To contact Shepreth Wildlife Conservation Charity (SWCC), during the centre opening hours (usually between 10am and 5pm) please call 07505651968
Out of hours please email email@example.com or leave a message on the Facebook page (not monitored 24 hours).
HEDGEHOG RELEASE SITE INFORMATION
Thank you very much for becoming a release site for hedgehogs from the SWCC Hedgehog Rehabilitation Centre and supporting the conservation of hedgehogs.
Before your hedgehog arrives
Get a release pen
- It should be around 2m square (rabbit runs are usually suitable). Alternatively, you can make your own and we are happy to advise on this.
- It needs to be in a sheltered area of the garden, protected from full sun.
- Hedgehogs are very good diggers and climbers so it must be secured to the ground and ideally have a secure top to stop birds and cats stealing food.
- Put in leaves and small logs for interest.
- Daily, any faeces, and uneaten food should be removed.
- You will need some pet disinfectant such as Johnson’s Clean and Safe for small pets. Any other approved disinfectants should be both anti -bacterial and anti- fungal.
The hedgehog house
- This can be bought or made, instructions are available on the internet. A good example of this can be found on the BHPS website.
- Filled with plenty of straw or hay. You can line the house with newspaper. This makes it easier to clean out when the hedgehog has gone.
- Normally 100g of wet food plus a couple of spoons of dry food. Suitable wet foods are meat -based dog and cat food (no fish flavours or gravy). In warmer weather, this should only be put out at night and removed early in the morning or it will attract flies.
- Dry food is very important in preventing dental problems as hedgehogs get older. Any small cat biscuits are suitable (again no fish flavours).
- Dishes should be sterilised daily using boiling water and an approved pet disinfectant.
- A shallow dish of fresh water should always be available.
- Dishes for food can be old saucers and any old heavy shallow dish makes a good water bowl- hedgehogs tip bowls over so the heavier the better.
On the day of collection

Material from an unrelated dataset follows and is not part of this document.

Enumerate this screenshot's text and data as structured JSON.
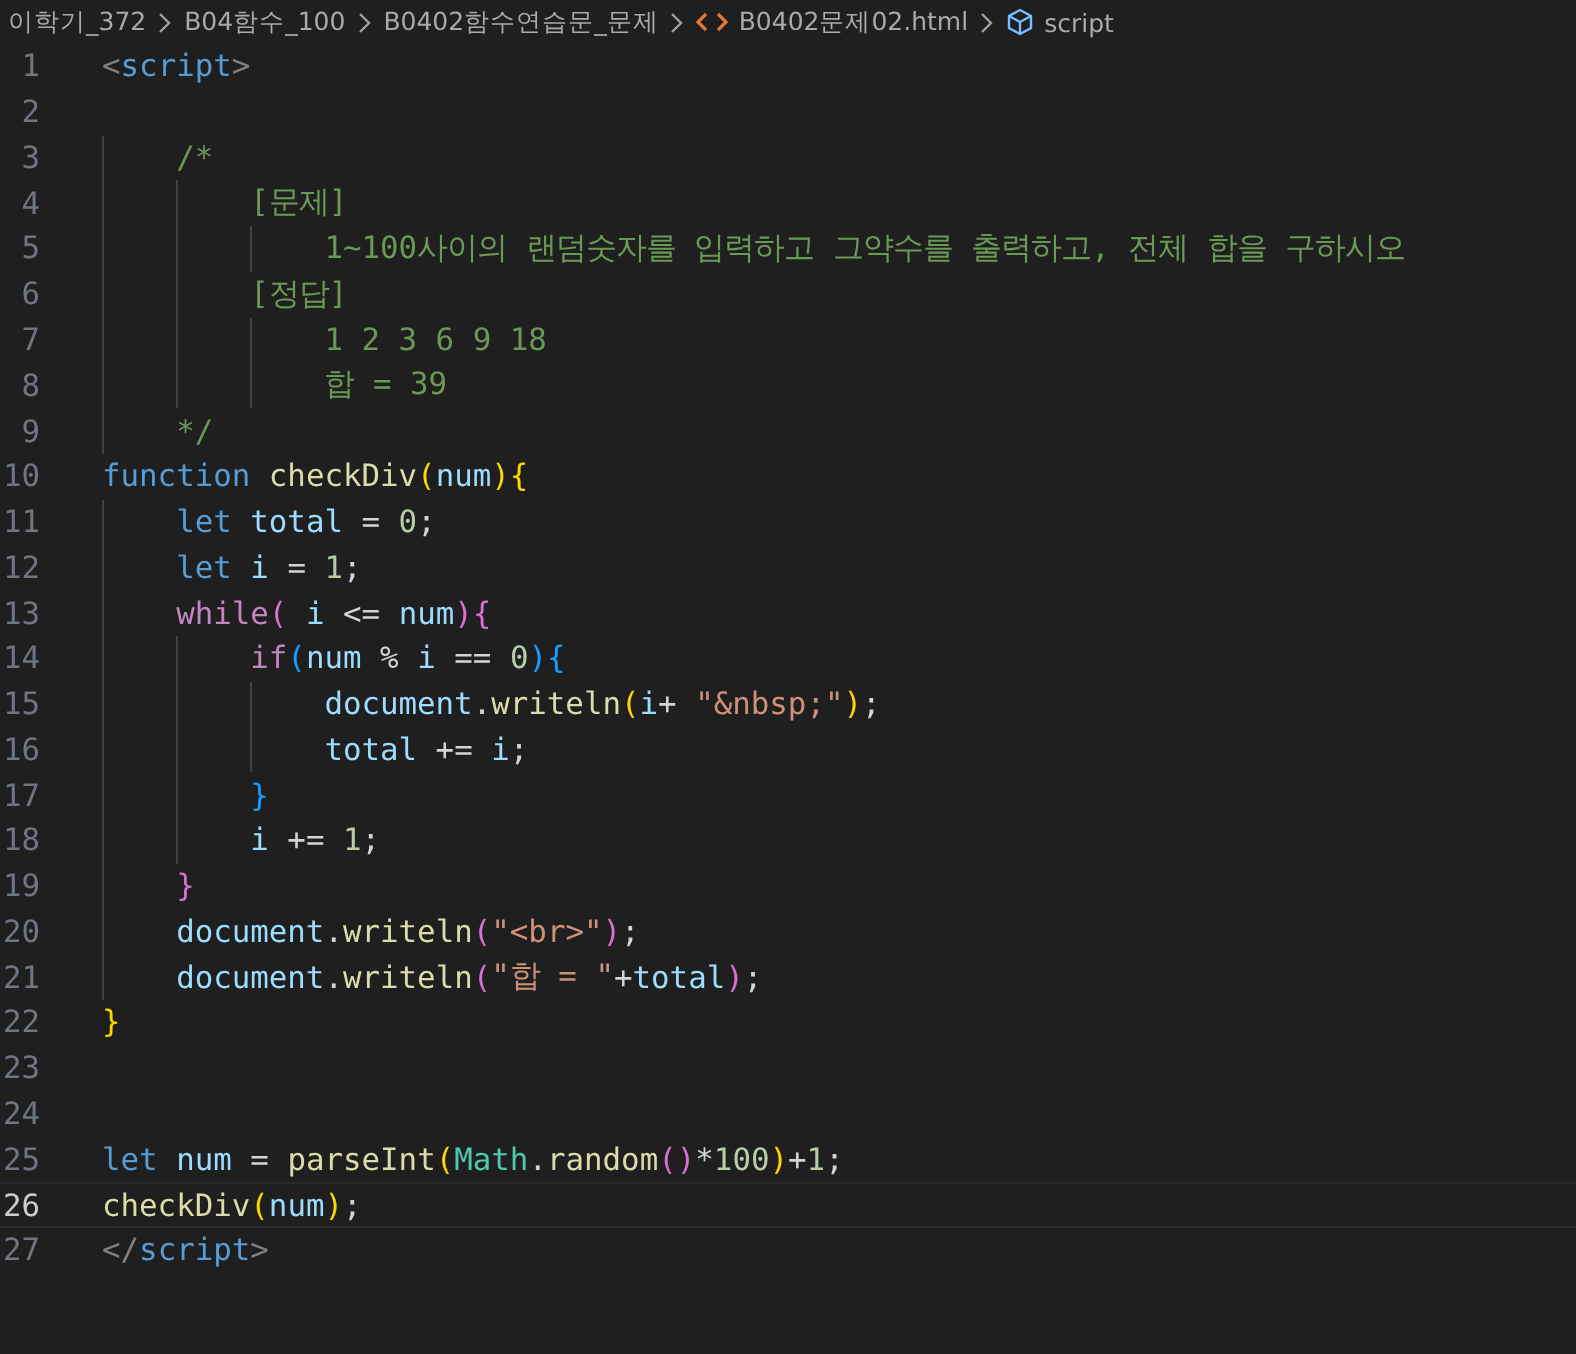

- You will need to bring a box with a lid or cat carrier. Put newspaper on the based and also scrunch some up for the hedgehog to hide in.
- Carefully put the hedgehog in the pen near to the hedgehog house and let it settle in. Keep noise to a minimum.

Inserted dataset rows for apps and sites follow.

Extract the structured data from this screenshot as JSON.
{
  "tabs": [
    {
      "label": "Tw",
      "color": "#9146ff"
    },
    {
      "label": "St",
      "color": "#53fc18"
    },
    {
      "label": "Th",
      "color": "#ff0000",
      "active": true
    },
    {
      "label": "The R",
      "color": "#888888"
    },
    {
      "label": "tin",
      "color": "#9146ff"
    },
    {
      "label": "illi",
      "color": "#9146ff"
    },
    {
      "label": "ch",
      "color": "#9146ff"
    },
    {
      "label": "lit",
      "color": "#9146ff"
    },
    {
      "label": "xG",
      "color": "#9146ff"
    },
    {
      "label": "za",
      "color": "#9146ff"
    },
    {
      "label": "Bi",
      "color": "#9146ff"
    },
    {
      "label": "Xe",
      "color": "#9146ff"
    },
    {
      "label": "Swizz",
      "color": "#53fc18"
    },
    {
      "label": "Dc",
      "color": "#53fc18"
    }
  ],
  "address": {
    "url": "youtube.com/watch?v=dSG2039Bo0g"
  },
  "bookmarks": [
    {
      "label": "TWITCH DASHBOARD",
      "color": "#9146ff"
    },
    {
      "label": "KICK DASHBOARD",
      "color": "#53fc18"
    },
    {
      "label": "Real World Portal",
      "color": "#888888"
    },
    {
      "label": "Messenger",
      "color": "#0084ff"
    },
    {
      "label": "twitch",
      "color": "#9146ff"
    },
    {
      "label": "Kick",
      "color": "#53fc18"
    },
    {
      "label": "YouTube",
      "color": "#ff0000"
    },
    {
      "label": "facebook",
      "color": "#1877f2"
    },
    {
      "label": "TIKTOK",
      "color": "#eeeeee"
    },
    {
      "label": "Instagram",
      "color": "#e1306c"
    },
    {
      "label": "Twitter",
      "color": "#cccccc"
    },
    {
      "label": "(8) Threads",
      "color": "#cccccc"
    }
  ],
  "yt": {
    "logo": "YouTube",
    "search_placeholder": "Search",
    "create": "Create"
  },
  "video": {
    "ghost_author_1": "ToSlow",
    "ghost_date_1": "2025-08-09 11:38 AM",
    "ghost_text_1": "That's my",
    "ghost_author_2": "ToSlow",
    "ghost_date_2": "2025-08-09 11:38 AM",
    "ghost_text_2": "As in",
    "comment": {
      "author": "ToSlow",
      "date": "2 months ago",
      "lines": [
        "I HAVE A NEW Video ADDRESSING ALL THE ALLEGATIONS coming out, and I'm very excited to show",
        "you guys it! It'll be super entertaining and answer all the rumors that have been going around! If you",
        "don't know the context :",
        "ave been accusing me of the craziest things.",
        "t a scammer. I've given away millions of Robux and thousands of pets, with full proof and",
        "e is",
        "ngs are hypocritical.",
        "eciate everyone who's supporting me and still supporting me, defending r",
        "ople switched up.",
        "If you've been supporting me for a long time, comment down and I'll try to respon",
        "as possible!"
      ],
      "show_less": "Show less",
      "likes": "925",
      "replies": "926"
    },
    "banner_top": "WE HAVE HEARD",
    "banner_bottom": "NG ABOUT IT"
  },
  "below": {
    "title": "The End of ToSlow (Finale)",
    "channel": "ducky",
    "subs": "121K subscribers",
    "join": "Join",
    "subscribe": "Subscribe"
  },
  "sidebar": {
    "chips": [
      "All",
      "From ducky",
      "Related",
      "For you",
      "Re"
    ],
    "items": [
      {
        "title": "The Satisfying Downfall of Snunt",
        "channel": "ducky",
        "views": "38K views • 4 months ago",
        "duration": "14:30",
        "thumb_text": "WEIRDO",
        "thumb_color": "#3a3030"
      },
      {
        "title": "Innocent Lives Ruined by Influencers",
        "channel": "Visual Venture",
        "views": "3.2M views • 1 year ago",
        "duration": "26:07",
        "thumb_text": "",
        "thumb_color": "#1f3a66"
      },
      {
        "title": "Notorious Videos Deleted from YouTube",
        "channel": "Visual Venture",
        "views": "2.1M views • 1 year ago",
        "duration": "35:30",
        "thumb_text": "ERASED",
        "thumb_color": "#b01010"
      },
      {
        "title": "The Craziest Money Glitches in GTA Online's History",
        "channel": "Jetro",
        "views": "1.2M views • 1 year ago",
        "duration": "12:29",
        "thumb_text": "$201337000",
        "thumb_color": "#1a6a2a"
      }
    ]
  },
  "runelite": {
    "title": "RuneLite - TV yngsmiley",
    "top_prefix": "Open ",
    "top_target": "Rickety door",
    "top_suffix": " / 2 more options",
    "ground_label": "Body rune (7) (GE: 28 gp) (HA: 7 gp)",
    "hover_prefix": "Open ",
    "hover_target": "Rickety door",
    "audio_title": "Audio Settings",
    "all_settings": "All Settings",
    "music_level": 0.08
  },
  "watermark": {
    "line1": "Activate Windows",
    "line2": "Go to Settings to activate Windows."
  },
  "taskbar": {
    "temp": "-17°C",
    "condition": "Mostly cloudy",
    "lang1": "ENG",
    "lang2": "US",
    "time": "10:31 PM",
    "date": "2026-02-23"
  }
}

- It will be very frightened and may not come out for a while. Alternatively, it may be very lively and start to pace around, climb and try to dig its way out.
Once your hedgehog has arrived please observe its behaviour and keep the Glatton HogBlog up to date.

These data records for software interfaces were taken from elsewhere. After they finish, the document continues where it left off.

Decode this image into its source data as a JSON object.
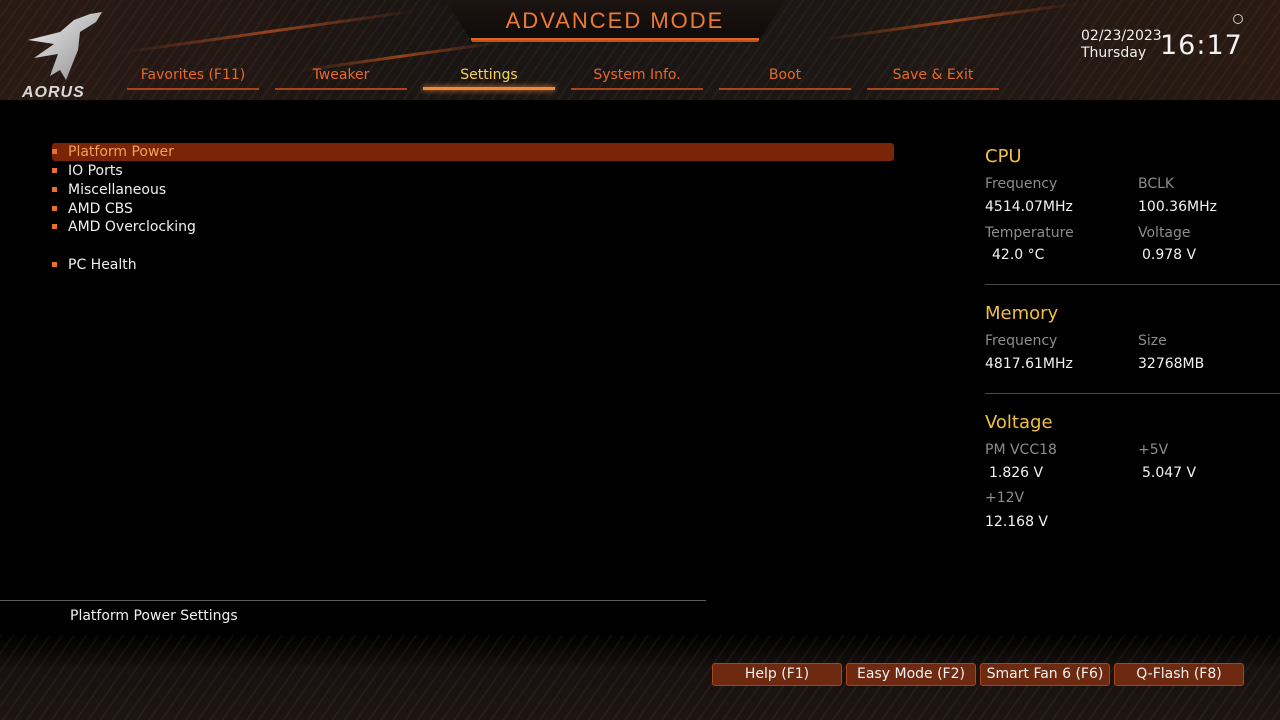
{
  "header": {
    "title": "ADVANCED MODE",
    "brand": "AORUS",
    "date": "02/23/2023",
    "day": "Thursday",
    "time": "16:17"
  },
  "tabs": [
    {
      "label": "Favorites (F11)"
    },
    {
      "label": "Tweaker"
    },
    {
      "label": "Settings",
      "active": true
    },
    {
      "label": "System Info."
    },
    {
      "label": "Boot"
    },
    {
      "label": "Save & Exit"
    }
  ],
  "menu": [
    {
      "label": "Platform Power",
      "selected": true
    },
    {
      "label": "IO Ports"
    },
    {
      "label": "Miscellaneous"
    },
    {
      "label": "AMD CBS"
    },
    {
      "label": "AMD Overclocking"
    },
    {
      "label": "PC Health"
    }
  ],
  "help": "Platform Power Settings",
  "panel": {
    "cpu": {
      "title": "CPU",
      "freq_label": "Frequency",
      "freq": "4514.07MHz",
      "bclk_label": "BCLK",
      "bclk": "100.36MHz",
      "temp_label": "Temperature",
      "temp": "42.0 °C",
      "volt_label": "Voltage",
      "volt": "0.978 V"
    },
    "memory": {
      "title": "Memory",
      "freq_label": "Frequency",
      "freq": "4817.61MHz",
      "size_label": "Size",
      "size": "32768MB"
    },
    "voltage": {
      "title": "Voltage",
      "vcc18_label": "PM VCC18",
      "vcc18": "1.826 V",
      "v5_label": "+5V",
      "v5": "5.047 V",
      "v12_label": "+12V",
      "v12": "12.168 V"
    }
  },
  "footer": [
    {
      "label": "Help (F1)"
    },
    {
      "label": "Easy Mode (F2)"
    },
    {
      "label": "Smart Fan 6 (F6)"
    },
    {
      "label": "Q-Flash (F8)"
    }
  ],
  "colors": {
    "accent": "#e8702a",
    "highlight": "#7a2408",
    "section_title": "#f0c040"
  }
}
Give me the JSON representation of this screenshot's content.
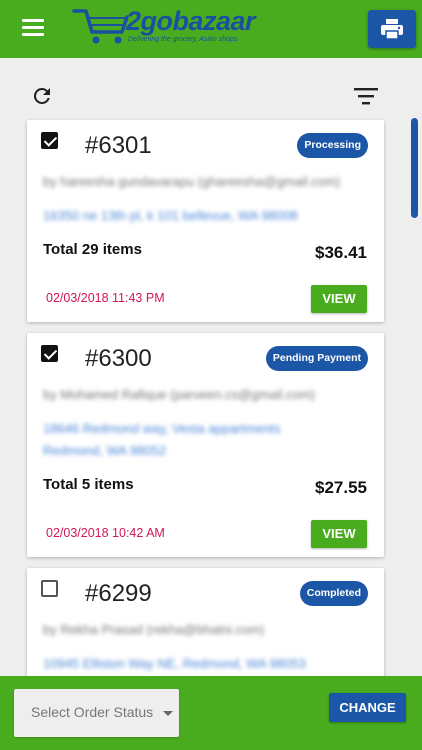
{
  "header": {
    "logo_title": "2gobazaar",
    "logo_tagline": "Delivering the grocery, Asian shops",
    "menu_icon": "hamburger-icon",
    "print_icon": "printer-icon"
  },
  "toolbar": {
    "refresh_icon": "refresh-icon",
    "filter_icon": "filter-icon"
  },
  "orders": [
    {
      "number": "#6301",
      "checked": true,
      "status": "Processing",
      "customer": "by hareesha gundavarapu (ghareesha@gmail.com)",
      "address": "16350 ne 13th pl, k 101 bellevue, WA 98008",
      "total": "Total 29 items",
      "price": "$36.41",
      "date": "02/03/2018 11:43 PM",
      "view_label": "VIEW"
    },
    {
      "number": "#6300",
      "checked": true,
      "status": "Pending Payment",
      "customer": "by Mohamed Rafique (parveen.cs@gmail.com)",
      "address": "18646 Redmond way, Vesta appartments Redmond, WA 98052",
      "total": "Total 5 items",
      "price": "$27.55",
      "date": "02/03/2018 10:42 AM",
      "view_label": "VIEW"
    },
    {
      "number": "#6299",
      "checked": false,
      "status": "Completed",
      "customer": "by Rekha Prasad (rekha@bhatni.com)",
      "address": "10945 Elliston Way NE, Redmond, WA 98053"
    }
  ],
  "footer": {
    "select_placeholder": "Select Order Status",
    "change_label": "CHANGE"
  },
  "colors": {
    "brand_green": "#49ac1f",
    "brand_blue": "#1c56a6",
    "date_red": "#d4145a"
  }
}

- Do not be alarmed if it stays in the house for a couple of days.
- The hedgehog may pace up and down (this is a sign of stress and you need to let us know- we are likely to say to let it go)
- It may not eat much to begin with.
Concerns – please let us know if
- Your hedgehog does not eat for more than 3 consecutive nights.
- Your hedgehog escapes.
- You notice any crusting to the ears, face or spine loss.
- The hedgehog is scrabbling at the wire mesh for long periods of time. This can lead to foot damage.
- Anything else that concerns you.
- Please find out where your nearest 24hr vet is located in case of an out of hours emergency.
At the end of the discussed release period the pen is opened, and the hedgehog is free to go. Some may stay and make use of the house and food for days or sometimes weeks afterwards while others will go at the first opportunity.
Once you are sure the hedgehog has left, the house should be emptied, cleaned and thoroughly disinfected Suitable cleaners should be both antibacterial and antifungal. Johnston’s small animal cage cleaner is suitable. Check other brands for recommendations.
Please continue to provide dry food and water each night. Water in a shallow dish is extremely important especially in hot dry weather. Even if the hedgehog does not make its permanent home in your garden, this will encourage it to visit.